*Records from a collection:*
··········
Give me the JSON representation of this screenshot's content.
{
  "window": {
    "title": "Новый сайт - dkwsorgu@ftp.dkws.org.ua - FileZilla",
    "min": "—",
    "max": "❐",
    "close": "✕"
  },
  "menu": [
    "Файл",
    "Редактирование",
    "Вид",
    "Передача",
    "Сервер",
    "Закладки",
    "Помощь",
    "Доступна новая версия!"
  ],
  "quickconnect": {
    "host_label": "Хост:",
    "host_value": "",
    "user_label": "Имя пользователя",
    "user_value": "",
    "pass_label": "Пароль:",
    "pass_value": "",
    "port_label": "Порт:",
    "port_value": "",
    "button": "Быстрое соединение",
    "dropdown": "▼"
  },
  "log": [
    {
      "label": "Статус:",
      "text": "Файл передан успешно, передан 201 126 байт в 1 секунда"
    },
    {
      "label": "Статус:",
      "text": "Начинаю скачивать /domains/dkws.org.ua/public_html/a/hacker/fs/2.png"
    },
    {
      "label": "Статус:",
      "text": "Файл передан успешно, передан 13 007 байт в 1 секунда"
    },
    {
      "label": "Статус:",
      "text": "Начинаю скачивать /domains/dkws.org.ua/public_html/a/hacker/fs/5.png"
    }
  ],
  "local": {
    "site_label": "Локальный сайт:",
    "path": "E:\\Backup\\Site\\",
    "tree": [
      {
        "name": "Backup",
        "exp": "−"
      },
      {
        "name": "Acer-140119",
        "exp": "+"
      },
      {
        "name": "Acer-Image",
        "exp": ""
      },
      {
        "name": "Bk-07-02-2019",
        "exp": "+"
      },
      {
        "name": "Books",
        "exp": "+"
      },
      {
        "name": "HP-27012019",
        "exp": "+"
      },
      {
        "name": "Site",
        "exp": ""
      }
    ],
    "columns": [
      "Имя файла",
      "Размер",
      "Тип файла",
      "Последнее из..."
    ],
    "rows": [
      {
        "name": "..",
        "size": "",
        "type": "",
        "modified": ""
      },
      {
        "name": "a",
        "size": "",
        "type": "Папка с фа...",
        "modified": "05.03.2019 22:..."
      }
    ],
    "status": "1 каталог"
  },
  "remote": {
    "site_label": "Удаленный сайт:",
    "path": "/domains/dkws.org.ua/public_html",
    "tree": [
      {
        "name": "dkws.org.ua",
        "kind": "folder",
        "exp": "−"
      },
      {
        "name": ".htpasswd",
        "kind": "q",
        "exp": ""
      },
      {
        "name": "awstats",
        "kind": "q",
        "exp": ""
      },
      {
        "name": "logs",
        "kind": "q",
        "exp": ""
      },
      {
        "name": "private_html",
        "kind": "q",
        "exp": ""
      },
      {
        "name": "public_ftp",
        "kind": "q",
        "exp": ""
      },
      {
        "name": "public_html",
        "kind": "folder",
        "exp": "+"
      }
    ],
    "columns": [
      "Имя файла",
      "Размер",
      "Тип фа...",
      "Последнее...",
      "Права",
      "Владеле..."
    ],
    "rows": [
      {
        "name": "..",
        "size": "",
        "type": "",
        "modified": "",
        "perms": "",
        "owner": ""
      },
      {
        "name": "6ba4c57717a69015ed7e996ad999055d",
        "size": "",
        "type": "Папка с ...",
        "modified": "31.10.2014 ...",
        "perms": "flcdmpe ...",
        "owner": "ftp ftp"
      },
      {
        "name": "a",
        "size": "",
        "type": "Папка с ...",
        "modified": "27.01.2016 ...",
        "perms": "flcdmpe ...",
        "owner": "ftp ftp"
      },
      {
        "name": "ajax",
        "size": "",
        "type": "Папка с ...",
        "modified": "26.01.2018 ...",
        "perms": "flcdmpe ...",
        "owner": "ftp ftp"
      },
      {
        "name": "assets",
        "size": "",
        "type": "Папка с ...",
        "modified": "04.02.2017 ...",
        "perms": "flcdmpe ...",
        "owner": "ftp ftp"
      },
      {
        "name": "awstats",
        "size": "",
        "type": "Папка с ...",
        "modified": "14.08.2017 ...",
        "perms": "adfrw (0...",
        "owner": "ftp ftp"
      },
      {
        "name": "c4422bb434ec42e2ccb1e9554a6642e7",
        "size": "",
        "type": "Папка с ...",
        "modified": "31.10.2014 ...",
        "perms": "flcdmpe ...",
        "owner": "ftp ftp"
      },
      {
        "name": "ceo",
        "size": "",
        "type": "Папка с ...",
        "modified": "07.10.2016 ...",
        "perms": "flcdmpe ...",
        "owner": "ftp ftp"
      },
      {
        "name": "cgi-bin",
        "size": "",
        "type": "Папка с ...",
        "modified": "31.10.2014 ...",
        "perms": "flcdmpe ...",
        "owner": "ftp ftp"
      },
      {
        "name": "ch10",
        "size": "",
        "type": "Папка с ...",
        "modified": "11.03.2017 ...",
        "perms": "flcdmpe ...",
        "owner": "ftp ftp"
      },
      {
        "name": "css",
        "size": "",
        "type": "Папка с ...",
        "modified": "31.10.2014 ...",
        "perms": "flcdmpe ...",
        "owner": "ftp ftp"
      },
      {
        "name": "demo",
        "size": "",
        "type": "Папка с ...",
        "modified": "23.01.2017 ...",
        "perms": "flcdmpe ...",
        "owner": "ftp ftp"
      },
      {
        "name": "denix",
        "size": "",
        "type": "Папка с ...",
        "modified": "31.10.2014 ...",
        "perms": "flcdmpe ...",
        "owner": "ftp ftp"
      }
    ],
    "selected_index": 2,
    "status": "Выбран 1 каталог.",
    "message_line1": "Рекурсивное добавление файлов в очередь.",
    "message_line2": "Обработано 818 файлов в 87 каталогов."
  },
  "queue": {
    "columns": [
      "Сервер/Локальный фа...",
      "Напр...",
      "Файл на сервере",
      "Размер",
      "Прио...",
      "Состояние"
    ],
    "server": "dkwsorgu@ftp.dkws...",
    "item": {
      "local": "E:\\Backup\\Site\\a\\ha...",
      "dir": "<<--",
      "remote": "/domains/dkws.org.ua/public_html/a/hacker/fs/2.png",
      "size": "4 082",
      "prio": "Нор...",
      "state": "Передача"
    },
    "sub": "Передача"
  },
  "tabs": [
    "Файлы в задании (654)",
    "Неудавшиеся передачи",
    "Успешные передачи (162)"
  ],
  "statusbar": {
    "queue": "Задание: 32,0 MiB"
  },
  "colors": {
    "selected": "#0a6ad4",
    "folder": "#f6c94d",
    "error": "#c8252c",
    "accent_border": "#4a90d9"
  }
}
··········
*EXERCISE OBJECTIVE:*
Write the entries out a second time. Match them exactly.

*REPLY TO THE EXERCISE:*
Give me the JSON representation of this screenshot's content.
{
  "window": {
    "title": "Новый сайт - dkwsorgu@ftp.dkws.org.ua - FileZilla",
    "min": "—",
    "max": "❐",
    "close": "✕"
  },
  "menu": [
    "Файл",
    "Редактирование",
    "Вид",
    "Передача",
    "Сервер",
    "Закладки",
    "Помощь",
    "Доступна новая версия!"
  ],
  "quickconnect": {
    "host_label": "Хост:",
    "host_value": "",
    "user_label": "Имя пользователя",
    "user_value": "",
    "pass_label": "Пароль:",
    "pass_value": "",
    "port_label": "Порт:",
    "port_value": "",
    "button": "Быстрое соединение",
    "dropdown": "▼"
  },
  "log": [
    {
      "label": "Статус:",
      "text": "Файл передан успешно, передан 201 126 байт в 1 секунда"
    },
    {
      "label": "Статус:",
      "text": "Начинаю скачивать /domains/dkws.org.ua/public_html/a/hacker/fs/2.png"
    },
    {
      "label": "Статус:",
      "text": "Файл передан успешно, передан 13 007 байт в 1 секунда"
    },
    {
      "label": "Статус:",
      "text": "Начинаю скачивать /domains/dkws.org.ua/public_html/a/hacker/fs/5.png"
    }
  ],
  "local": {
    "site_label": "Локальный сайт:",
    "path": "E:\\Backup\\Site\\",
    "tree": [
      {
        "name": "Backup",
        "exp": "−"
      },
      {
        "name": "Acer-140119",
        "exp": "+"
      },
      {
        "name": "Acer-Image",
        "exp": ""
      },
      {
        "name": "Bk-07-02-2019",
        "exp": "+"
      },
      {
        "name": "Books",
        "exp": "+"
      },
      {
        "name": "HP-27012019",
        "exp": "+"
      },
      {
        "name": "Site",
        "exp": ""
      }
    ],
    "columns": [
      "Имя файла",
      "Размер",
      "Тип файла",
      "Последнее из..."
    ],
    "rows": [
      {
        "name": "..",
        "size": "",
        "type": "",
        "modified": ""
      },
      {
        "name": "a",
        "size": "",
        "type": "Папка с фа...",
        "modified": "05.03.2019 22:..."
      }
    ],
    "status": "1 каталог"
  },
  "remote": {
    "site_label": "Удаленный сайт:",
    "path": "/domains/dkws.org.ua/public_html",
    "tree": [
      {
        "name": "dkws.org.ua",
        "kind": "folder",
        "exp": "−"
      },
      {
        "name": ".htpasswd",
        "kind": "q",
        "exp": ""
      },
      {
        "name": "awstats",
        "kind": "q",
        "exp": ""
      },
      {
        "name": "logs",
        "kind": "q",
        "exp": ""
      },
      {
        "name": "private_html",
        "kind": "q",
        "exp": ""
      },
      {
        "name": "public_ftp",
        "kind": "q",
        "exp": ""
      },
      {
        "name": "public_html",
        "kind": "folder",
        "exp": "+"
      }
    ],
    "columns": [
      "Имя файла",
      "Размер",
      "Тип фа...",
      "Последнее...",
      "Права",
      "Владеле..."
    ],
    "rows": [
      {
        "name": "..",
        "size": "",
        "type": "",
        "modified": "",
        "perms": "",
        "owner": ""
      },
      {
        "name": "6ba4c57717a69015ed7e996ad999055d",
        "size": "",
        "type": "Папка с ...",
        "modified": "31.10.2014 ...",
        "perms": "flcdmpe ...",
        "owner": "ftp ftp"
      },
      {
        "name": "a",
        "size": "",
        "type": "Папка с ...",
        "modified": "27.01.2016 ...",
        "perms": "flcdmpe ...",
        "owner": "ftp ftp"
      },
      {
        "name": "ajax",
        "size": "",
        "type": "Папка с ...",
        "modified": "26.01.2018 ...",
        "perms": "flcdmpe ...",
        "owner": "ftp ftp"
      },
      {
        "name": "assets",
        "size": "",
        "type": "Папка с ...",
        "modified": "04.02.2017 ...",
        "perms": "flcdmpe ...",
        "owner": "ftp ftp"
      },
      {
        "name": "awstats",
        "size": "",
        "type": "Папка с ...",
        "modified": "14.08.2017 ...",
        "perms": "adfrw (0...",
        "owner": "ftp ftp"
      },
      {
        "name": "c4422bb434ec42e2ccb1e9554a6642e7",
        "size": "",
        "type": "Папка с ...",
        "modified": "31.10.2014 ...",
        "perms": "flcdmpe ...",
        "owner": "ftp ftp"
      },
      {
        "name": "ceo",
        "size": "",
        "type": "Папка с ...",
        "modified": "07.10.2016 ...",
        "perms": "flcdmpe ...",
        "owner": "ftp ftp"
      },
      {
        "name": "cgi-bin",
        "size": "",
        "type": "Папка с ...",
        "modified": "31.10.2014 ...",
        "perms": "flcdmpe ...",
        "owner": "ftp ftp"
      },
      {
        "name": "ch10",
        "size": "",
        "type": "Папка с ...",
        "modified": "11.03.2017 ...",
        "perms": "flcdmpe ...",
        "owner": "ftp ftp"
      },
      {
        "name": "css",
        "size": "",
        "type": "Папка с ...",
        "modified": "31.10.2014 ...",
        "perms": "flcdmpe ...",
        "owner": "ftp ftp"
      },
      {
        "name": "demo",
        "size": "",
        "type": "Папка с ...",
        "modified": "23.01.2017 ...",
        "perms": "flcdmpe ...",
        "owner": "ftp ftp"
      },
      {
        "name": "denix",
        "size": "",
        "type": "Папка с ...",
        "modified": "31.10.2014 ...",
        "perms": "flcdmpe ...",
        "owner": "ftp ftp"
      }
    ],
    "selected_index": 2,
    "status": "Выбран 1 каталог.",
    "message_line1": "Рекурсивное добавление файлов в очередь.",
    "message_line2": "Обработано 818 файлов в 87 каталогов."
  },
  "queue": {
    "columns": [
      "Сервер/Локальный фа...",
      "Напр...",
      "Файл на сервере",
      "Размер",
      "Прио...",
      "Состояние"
    ],
    "server": "dkwsorgu@ftp.dkws...",
    "item": {
      "local": "E:\\Backup\\Site\\a\\ha...",
      "dir": "<<--",
      "remote": "/domains/dkws.org.ua/public_html/a/hacker/fs/2.png",
      "size": "4 082",
      "prio": "Нор...",
      "state": "Передача"
    },
    "sub": "Передача"
  },
  "tabs": [
    "Файлы в задании (654)",
    "Неудавшиеся передачи",
    "Успешные передачи (162)"
  ],
  "statusbar": {
    "queue": "Задание: 32,0 MiB"
  },
  "colors": {
    "selected": "#0a6ad4",
    "folder": "#f6c94d",
    "error": "#c8252c",
    "accent_border": "#4a90d9"
  }
}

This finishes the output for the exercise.